Once again, we passed through Hilo, but this time near the coastal downtown area.

In one sense, it reminded me of the French Quarter with a number of two story buildings forming narrow passages, but on a much smaller scale.

It was a place you would want to walk around for a couple hours at your own leisure, but as the sun was going down we wanted to experience as much coastline as possible.

As we drove out of town, I began finding what I was looking for in quiet, secluded living and where colors were only different shades of green.



While the visuals from Mamalahoa Highway looked like a place I wanted to bike, but small to non-existent shoulders paired next to high speed traffic makes that practice questionable.

Fortunately, if you know Hawaii, whenever you see older towns, odds are there are older, windier roads that originally served the area.

Sure enough we soon saw a sign arrowing off for a scenic route which I had no second thoughts about taking.

I didn’t have to look on the map to know we were on the old highway with one lane bridges being the easiest clue.



Onomea Bay


Greenery controlled the vertical as there was little to see other than an occasional structure already surrounded by plant life.

Off the to side, we had a precious view of Onomea Bay which we normally would have dipped in if the sun wasn’t about to set.

Every stream crossing also warranted a photo providing an overindulgence of opportunity.



One of the many picturesque views off of Old Mamalahoa Highway


We made it back onto the main highway just as lighting was of minimal help.

The road was straight and fast except for a few curves that negotiated larger streams and revealed lush canyons that appeared out of scale.

Before our last leg to Waimea, we made a short diversion to the small town of Honokaa.

Our timing passing through was just right seeing everyone coming out of dinner or the small movie theater all exchanging hellos and goodbyes.

We made it to dinner at Red Water Cafe just as CV Jr. was waking up.



Good local fare at the Red Water Cafe


While we were technically outsiders, everyone there made us feel like locals with their generous hospitality.

This last few hours were the Hawaii I was looking for.

*****   *****  *****  *****  *****  *****  *****

This trip did not meet expectations, but I soon came to terms with that.

Part of it was the limitations from my sickness, but not doing enough R & D before our vacation didn’t help.

Many times, Hawaii has fallen into me, not me trying to make it happen.

Having a few more days would have definitely help remedy that.




Immediately when I got home, I started looking at maps and plotted out where I would visit and ride my bike should I ever return.

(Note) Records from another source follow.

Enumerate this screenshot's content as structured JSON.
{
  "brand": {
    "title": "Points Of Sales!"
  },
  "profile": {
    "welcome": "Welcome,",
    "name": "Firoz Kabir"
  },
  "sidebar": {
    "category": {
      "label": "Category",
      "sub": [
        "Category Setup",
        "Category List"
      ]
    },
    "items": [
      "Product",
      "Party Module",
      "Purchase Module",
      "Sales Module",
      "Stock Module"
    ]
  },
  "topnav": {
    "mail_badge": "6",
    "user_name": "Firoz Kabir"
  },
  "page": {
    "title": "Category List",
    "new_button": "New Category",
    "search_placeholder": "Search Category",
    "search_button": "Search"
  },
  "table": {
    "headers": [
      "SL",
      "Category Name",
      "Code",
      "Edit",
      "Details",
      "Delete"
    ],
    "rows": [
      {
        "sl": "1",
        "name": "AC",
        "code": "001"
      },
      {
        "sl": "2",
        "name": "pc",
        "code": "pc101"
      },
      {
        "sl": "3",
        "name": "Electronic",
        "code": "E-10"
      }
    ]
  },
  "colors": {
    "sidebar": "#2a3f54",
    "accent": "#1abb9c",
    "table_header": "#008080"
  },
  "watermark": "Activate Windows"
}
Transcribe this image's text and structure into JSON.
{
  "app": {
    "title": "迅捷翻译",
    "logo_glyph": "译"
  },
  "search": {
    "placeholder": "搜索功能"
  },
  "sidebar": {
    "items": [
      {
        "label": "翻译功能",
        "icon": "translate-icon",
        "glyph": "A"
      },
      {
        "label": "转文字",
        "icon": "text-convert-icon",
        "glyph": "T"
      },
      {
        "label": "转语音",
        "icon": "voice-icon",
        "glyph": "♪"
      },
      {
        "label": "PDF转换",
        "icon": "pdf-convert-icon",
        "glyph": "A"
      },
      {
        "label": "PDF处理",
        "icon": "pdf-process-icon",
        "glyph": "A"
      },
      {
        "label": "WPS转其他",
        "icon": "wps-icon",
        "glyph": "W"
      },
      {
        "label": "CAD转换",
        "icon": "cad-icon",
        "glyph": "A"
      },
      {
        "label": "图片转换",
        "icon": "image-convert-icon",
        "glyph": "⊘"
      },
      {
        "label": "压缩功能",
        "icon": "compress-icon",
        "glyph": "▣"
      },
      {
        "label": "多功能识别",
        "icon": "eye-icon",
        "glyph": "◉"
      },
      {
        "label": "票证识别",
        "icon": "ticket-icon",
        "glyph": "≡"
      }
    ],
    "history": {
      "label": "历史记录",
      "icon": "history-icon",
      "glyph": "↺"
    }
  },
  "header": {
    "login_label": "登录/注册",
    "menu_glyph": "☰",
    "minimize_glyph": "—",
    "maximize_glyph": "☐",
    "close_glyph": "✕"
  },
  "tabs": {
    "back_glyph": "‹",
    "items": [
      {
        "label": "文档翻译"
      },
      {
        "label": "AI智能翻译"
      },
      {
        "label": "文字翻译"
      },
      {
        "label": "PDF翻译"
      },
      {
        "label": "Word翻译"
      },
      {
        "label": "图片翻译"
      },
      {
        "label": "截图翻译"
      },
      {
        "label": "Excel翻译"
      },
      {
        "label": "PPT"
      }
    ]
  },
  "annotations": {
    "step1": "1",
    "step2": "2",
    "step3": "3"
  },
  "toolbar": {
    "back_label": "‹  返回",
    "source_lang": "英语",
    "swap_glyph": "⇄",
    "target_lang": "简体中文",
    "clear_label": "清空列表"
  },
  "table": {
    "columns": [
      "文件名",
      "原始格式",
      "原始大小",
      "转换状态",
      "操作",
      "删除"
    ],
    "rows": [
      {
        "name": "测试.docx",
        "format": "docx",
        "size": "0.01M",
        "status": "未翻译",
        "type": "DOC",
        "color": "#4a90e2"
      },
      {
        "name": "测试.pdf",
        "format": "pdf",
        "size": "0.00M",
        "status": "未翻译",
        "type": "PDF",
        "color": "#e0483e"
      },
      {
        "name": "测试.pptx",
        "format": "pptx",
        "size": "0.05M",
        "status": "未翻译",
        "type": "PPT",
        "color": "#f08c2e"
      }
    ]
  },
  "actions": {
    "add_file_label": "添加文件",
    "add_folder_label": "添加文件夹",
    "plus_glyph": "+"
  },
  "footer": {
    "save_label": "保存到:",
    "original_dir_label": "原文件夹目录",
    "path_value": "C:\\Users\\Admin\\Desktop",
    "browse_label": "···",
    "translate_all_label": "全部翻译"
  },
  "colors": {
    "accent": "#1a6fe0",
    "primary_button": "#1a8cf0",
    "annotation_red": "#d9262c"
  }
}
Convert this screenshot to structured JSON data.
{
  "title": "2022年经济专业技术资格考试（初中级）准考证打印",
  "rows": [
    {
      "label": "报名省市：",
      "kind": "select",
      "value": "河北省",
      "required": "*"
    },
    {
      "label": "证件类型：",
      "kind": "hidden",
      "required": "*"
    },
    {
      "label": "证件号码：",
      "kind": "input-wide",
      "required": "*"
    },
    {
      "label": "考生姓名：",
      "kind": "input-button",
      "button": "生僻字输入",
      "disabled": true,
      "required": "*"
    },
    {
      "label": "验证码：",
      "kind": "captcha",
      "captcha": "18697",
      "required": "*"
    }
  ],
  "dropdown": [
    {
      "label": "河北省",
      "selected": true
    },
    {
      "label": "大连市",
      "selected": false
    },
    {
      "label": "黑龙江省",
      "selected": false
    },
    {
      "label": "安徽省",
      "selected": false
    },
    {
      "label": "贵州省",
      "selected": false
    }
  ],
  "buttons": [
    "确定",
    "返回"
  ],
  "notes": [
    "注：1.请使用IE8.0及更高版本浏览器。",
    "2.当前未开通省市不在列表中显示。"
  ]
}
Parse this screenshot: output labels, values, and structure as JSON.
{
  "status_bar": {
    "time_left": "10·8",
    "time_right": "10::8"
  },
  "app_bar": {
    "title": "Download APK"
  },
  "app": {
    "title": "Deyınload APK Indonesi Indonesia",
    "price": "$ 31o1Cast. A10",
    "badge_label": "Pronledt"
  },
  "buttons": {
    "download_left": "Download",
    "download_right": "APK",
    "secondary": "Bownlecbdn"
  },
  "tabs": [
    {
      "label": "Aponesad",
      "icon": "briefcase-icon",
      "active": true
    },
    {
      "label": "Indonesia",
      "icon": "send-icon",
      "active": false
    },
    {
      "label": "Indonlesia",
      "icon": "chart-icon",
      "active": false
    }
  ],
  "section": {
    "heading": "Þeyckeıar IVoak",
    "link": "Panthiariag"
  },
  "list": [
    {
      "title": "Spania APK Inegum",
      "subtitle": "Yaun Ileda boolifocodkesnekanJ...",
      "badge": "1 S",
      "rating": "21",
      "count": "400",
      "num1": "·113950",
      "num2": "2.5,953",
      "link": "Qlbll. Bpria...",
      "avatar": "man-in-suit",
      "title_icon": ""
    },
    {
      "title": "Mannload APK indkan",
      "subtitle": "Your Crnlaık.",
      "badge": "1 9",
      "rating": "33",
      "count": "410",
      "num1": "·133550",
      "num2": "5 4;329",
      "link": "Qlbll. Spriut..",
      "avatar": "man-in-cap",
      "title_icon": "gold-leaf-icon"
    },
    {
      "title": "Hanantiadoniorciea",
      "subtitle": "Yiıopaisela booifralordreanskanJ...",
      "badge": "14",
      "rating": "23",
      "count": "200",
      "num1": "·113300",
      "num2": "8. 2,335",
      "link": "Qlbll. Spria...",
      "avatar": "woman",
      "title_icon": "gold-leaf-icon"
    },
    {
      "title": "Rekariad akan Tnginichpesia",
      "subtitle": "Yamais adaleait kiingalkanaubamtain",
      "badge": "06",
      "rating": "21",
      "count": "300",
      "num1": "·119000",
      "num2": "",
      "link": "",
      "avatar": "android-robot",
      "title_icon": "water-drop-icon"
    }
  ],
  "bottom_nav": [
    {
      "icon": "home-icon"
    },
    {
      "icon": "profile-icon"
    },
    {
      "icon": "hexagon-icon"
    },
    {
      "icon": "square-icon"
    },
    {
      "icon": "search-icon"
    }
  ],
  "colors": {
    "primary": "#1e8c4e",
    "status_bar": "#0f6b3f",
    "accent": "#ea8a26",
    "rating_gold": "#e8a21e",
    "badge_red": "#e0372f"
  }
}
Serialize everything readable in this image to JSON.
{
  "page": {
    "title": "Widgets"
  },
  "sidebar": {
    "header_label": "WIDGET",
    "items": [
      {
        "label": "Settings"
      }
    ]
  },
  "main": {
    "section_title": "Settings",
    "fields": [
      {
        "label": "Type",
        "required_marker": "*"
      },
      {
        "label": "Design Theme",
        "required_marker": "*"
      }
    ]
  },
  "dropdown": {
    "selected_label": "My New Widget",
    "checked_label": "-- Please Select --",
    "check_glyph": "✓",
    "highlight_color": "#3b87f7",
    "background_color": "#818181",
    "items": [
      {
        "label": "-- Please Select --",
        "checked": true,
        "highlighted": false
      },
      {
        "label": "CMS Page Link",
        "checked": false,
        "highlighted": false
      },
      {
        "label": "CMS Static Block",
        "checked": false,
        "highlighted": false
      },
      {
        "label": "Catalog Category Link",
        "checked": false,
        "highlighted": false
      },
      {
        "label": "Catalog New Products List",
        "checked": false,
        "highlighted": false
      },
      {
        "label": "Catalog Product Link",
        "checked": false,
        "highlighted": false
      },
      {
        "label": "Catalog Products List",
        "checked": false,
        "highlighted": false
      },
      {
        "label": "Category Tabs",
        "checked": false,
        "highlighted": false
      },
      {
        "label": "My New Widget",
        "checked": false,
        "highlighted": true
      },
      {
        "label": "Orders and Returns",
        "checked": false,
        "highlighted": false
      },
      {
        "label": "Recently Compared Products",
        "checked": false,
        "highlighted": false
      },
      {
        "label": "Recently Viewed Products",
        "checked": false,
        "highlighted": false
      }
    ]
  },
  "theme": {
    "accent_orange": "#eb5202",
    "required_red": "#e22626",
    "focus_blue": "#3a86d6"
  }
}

Maybe I didn’t connect with the island or find some relatable purpose becoming an endurance athlete.

More importantly than finding answers, I left with more questions of the good kind.

While our time for discovery may be limited, fueling it makes life more fulfilling.